Almost as bad as Graham’s rallying against Duke are the reaction from people who disagree with him. Instead of pointing out his logical inconsistencies, and rallying against what he is standing for, those who are (understandably) disgusted at him are taking the low road and resorting to unnecessary hatred and name calling. They call him a bigot. They say he hates Islam. And those are some of the nicer things people are saying.
For all the things he is, Franklin Graham is not a bigot. He doesn’t hate Islam. He’s an intelligent man and a dedicated man of faith. He's simply misguided and incorrect in some of what he believes and in what he is doing in regards to the Duke controversy. There is no reason to overstate what he is or believe that he is a bad person or a bigot just because he believes a few things that don’t seem to make any sense or are detrimental.
I’ve been saying this for years: how does childish name calling help anything? How long will it take for people to get out of elementary school and not find the need to verbally abuse (bully!) people they disagree with? What good does it do? It releases some endorphins, sure, and makes the choir you’re preaching to squeal with joy, but it does nothing constructive and a whole lot that is destructive. I don’t understand why people can’t just act like adults and take people for what they are instead of automatically acting like children and thus fostering more division and hatred.
Narrow is the way
An increasingly sizeable amount of Muslims across the world are doing some terrible things. There is no questioning that. We need to speak out against these things while also reaching out to them, especially those who are practicing their faith well.
In an unprecedented move of peace and unity, Duke was going to allow Muslims to broadcast prayer in their bell tower. It was a wonderful idea. That people who profess to be Christian could be against it is baffling and destructive to Christianity and efforts at better interfaith relations.
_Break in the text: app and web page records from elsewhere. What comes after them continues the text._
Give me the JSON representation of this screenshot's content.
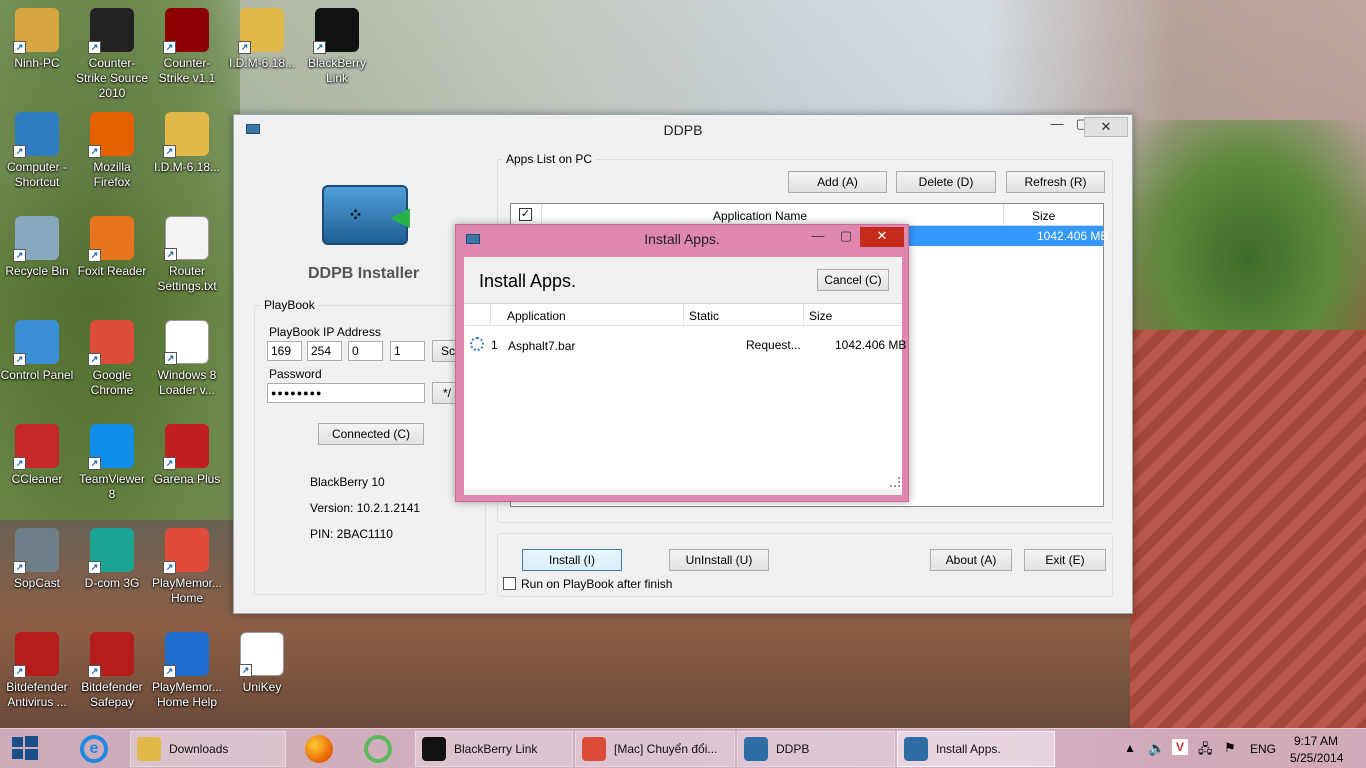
{
  "desktop_icons": [
    {
      "label": "Ninh-PC",
      "icon": "user-folder-icon",
      "color": "#d7a642"
    },
    {
      "label": "Counter-Strike Source 2010",
      "icon": "counter-strike-icon",
      "color": "#222222"
    },
    {
      "label": "Counter-Strike v1.1",
      "icon": "counter-strike-cs-icon",
      "color": "#8b0000"
    },
    {
      "label": "I.D.M-6.18...",
      "icon": "zip-folder-icon",
      "color": "#e2b84a"
    },
    {
      "label": "BlackBerry Link",
      "icon": "blackberry-icon",
      "color": "#111111"
    },
    {
      "label": "Computer - Shortcut",
      "icon": "computer-icon",
      "color": "#2f7cc2"
    },
    {
      "label": "Mozilla Firefox",
      "icon": "firefox-icon",
      "color": "#e66000"
    },
    {
      "label": "I.D.M-6.18...",
      "icon": "zip-folder-icon",
      "color": "#e2b84a"
    },
    {
      "label": "Recycle Bin",
      "icon": "recycle-bin-icon",
      "color": "#8aa7c0"
    },
    {
      "label": "Foxit Reader",
      "icon": "foxit-pdf-icon",
      "color": "#e8741e"
    },
    {
      "label": "Router Settings.txt",
      "icon": "text-file-icon",
      "color": "#f4f4f4"
    },
    {
      "label": "Control Panel",
      "icon": "control-panel-icon",
      "color": "#3b8fd6"
    },
    {
      "label": "Google Chrome",
      "icon": "chrome-icon",
      "color": "#dd4b39"
    },
    {
      "label": "Windows 8 Loader v...",
      "icon": "file-icon",
      "color": "#ffffff"
    },
    {
      "label": "CCleaner",
      "icon": "ccleaner-icon",
      "color": "#c62828"
    },
    {
      "label": "TeamViewer 8",
      "icon": "teamviewer-icon",
      "color": "#0e8ee9"
    },
    {
      "label": "Garena Plus",
      "icon": "garena-icon",
      "color": "#c21f1f"
    },
    {
      "label": "SopCast",
      "icon": "sopcast-icon",
      "color": "#6f7f8a"
    },
    {
      "label": "D-com 3G",
      "icon": "viettel-icon",
      "color": "#1aa392"
    },
    {
      "label": "PlayMemor... Home",
      "icon": "playmemories-icon",
      "color": "#e24a3a"
    },
    {
      "label": "Bitdefender Antivirus ...",
      "icon": "bitdefender-icon",
      "color": "#b71c1c"
    },
    {
      "label": "Bitdefender Safepay",
      "icon": "bitdefender-safepay-icon",
      "color": "#b71c1c"
    },
    {
      "label": "PlayMemor... Home Help",
      "icon": "help-icon",
      "color": "#1f6fd1"
    },
    {
      "label": "UniKey",
      "icon": "unikey-icon",
      "color": "#ffffff"
    }
  ],
  "ddpb": {
    "title": "DDPB",
    "installer_title": "DDPB Installer",
    "playbook_group": "PlayBook",
    "ip_label": "PlayBook IP Address",
    "ip": [
      "169",
      "254",
      "0",
      "1"
    ],
    "scan_label": "Sca",
    "password_label": "Password",
    "password_value": "●●●●●●●●",
    "connected_label": "Connected (C)",
    "device_name": "BlackBerry 10",
    "version": "Version: 10.2.1.2141",
    "pin": "PIN: 2BAC1110",
    "apps_group": "Apps List on PC",
    "add_label": "Add (A)",
    "delete_label": "Delete (D)",
    "refresh_label": "Refresh (R)",
    "col_app_name": "Application Name",
    "col_size": "Size",
    "row_size": "1042.406 MB",
    "install_label": "Install (I)",
    "uninstall_label": "UnInstall (U)",
    "about_label": "About (A)",
    "exit_label": "Exit (E)",
    "run_after_label": "Run on PlayBook after finish"
  },
  "install_dialog": {
    "title": "Install Apps.",
    "heading": "Install Apps.",
    "cancel_label": "Cancel (C)",
    "col_application": "Application",
    "col_static": "Static",
    "col_size": "Size",
    "rows": [
      {
        "index": "1",
        "application": "Asphalt7.bar",
        "static": "Request...",
        "size": "1042.406 MB"
      }
    ]
  },
  "taskbar": {
    "items": [
      {
        "label": "Downloads",
        "icon": "folder-icon",
        "color": "#e2b84a"
      },
      {
        "label": "BlackBerry Link",
        "icon": "blackberry-icon",
        "color": "#111111"
      },
      {
        "label": "[Mac] Chuyển đổi...",
        "icon": "chrome-icon",
        "color": "#dd4b39"
      },
      {
        "label": "DDPB",
        "icon": "ddpb-icon",
        "color": "#2f6ea5"
      },
      {
        "label": "Install Apps.",
        "icon": "ddpb-icon",
        "color": "#2f6ea5"
      }
    ],
    "lang": "ENG",
    "time": "9:17 AM",
    "date": "5/25/2014"
  }
}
Erik Ritland is a writer and musician from St. Paul, Minnesota. His blog and podcast Rambling On features commentary on music, sports, culture, and more. He is also the Lead Staff Writer for Minnesota culture blog Curious North.